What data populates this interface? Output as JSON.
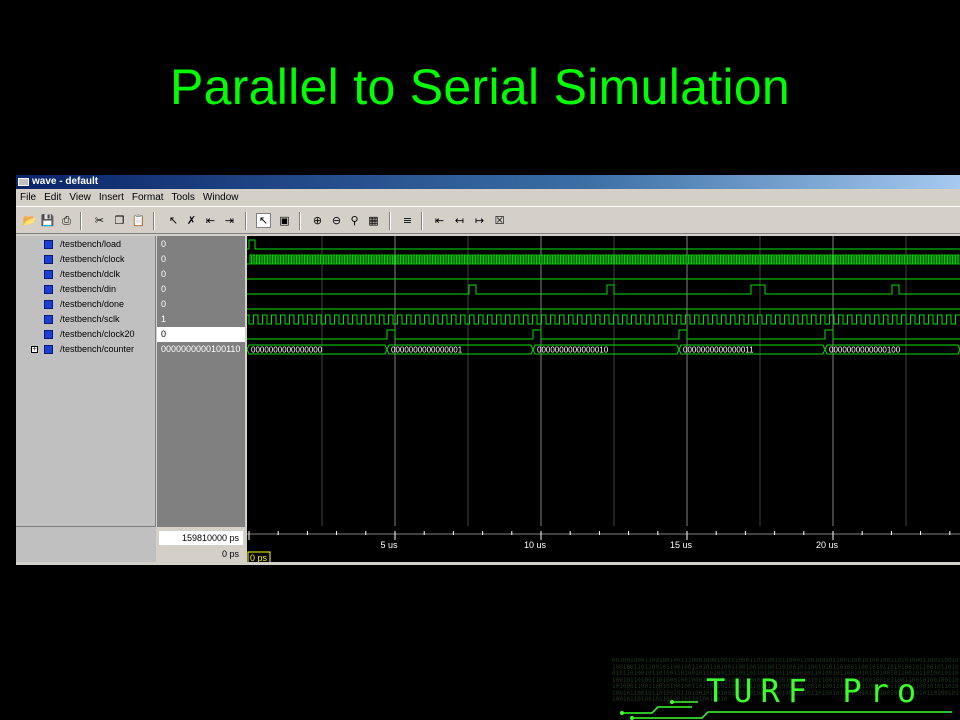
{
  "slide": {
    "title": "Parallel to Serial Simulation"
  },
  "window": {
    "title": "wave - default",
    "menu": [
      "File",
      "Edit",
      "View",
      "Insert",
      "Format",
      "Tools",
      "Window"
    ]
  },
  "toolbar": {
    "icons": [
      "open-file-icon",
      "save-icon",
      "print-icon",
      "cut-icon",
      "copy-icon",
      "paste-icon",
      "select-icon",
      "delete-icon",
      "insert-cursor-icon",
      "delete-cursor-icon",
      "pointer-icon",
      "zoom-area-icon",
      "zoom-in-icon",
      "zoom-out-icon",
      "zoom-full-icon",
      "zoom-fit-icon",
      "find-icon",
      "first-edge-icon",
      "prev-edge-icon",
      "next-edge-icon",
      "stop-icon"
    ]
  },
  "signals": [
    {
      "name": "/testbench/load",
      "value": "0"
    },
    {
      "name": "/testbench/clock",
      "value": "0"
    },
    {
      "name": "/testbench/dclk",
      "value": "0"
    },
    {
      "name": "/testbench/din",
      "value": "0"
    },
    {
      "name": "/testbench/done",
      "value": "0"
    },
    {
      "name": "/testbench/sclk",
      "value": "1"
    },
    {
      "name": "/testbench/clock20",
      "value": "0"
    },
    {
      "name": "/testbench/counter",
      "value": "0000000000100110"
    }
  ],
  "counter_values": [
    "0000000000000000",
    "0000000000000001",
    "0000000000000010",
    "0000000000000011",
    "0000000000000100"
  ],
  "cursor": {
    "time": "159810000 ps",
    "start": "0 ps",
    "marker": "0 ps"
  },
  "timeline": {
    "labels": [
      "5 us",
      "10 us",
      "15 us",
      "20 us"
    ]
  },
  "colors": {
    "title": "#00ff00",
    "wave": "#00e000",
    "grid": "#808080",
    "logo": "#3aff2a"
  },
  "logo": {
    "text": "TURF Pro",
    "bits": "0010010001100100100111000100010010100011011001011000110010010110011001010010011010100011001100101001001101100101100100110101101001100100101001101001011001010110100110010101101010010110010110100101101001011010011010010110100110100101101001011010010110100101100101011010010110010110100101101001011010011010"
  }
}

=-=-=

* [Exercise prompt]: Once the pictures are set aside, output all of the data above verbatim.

* [Task result]:
What data populates this interface? Output as JSON.
{
  "slide": {
    "title": "Parallel to Serial Simulation"
  },
  "window": {
    "title": "wave - default",
    "menu": [
      "File",
      "Edit",
      "View",
      "Insert",
      "Format",
      "Tools",
      "Window"
    ]
  },
  "toolbar": {
    "icons": [
      "open-file-icon",
      "save-icon",
      "print-icon",
      "cut-icon",
      "copy-icon",
      "paste-icon",
      "select-icon",
      "delete-icon",
      "insert-cursor-icon",
      "delete-cursor-icon",
      "pointer-icon",
      "zoom-area-icon",
      "zoom-in-icon",
      "zoom-out-icon",
      "zoom-full-icon",
      "zoom-fit-icon",
      "find-icon",
      "first-edge-icon",
      "prev-edge-icon",
      "next-edge-icon",
      "stop-icon"
    ]
  },
  "signals": [
    {
      "name": "/testbench/load",
      "value": "0"
    },
    {
      "name": "/testbench/clock",
      "value": "0"
    },
    {
      "name": "/testbench/dclk",
      "value": "0"
    },
    {
      "name": "/testbench/din",
      "value": "0"
    },
    {
      "name": "/testbench/done",
      "value": "0"
    },
    {
      "name": "/testbench/sclk",
      "value": "1"
    },
    {
      "name": "/testbench/clock20",
      "value": "0"
    },
    {
      "name": "/testbench/counter",
      "value": "0000000000100110"
    }
  ],
  "counter_values": [
    "0000000000000000",
    "0000000000000001",
    "0000000000000010",
    "0000000000000011",
    "0000000000000100"
  ],
  "cursor": {
    "time": "159810000 ps",
    "start": "0 ps",
    "marker": "0 ps"
  },
  "timeline": {
    "labels": [
      "5 us",
      "10 us",
      "15 us",
      "20 us"
    ]
  },
  "colors": {
    "title": "#00ff00",
    "wave": "#00e000",
    "grid": "#808080",
    "logo": "#3aff2a"
  },
  "logo": {
    "text": "TURF Pro",
    "bits": "0010010001100100100111000100010010100011011001011000110010010110011001010010011010100011001100101001001101100101100100110101101001100100101001101001011001010110100110010101101010010110010110100101101001011010011010010110100110100101101001011010010110100101100101011010010110010110100101101001011010011010"
  }
}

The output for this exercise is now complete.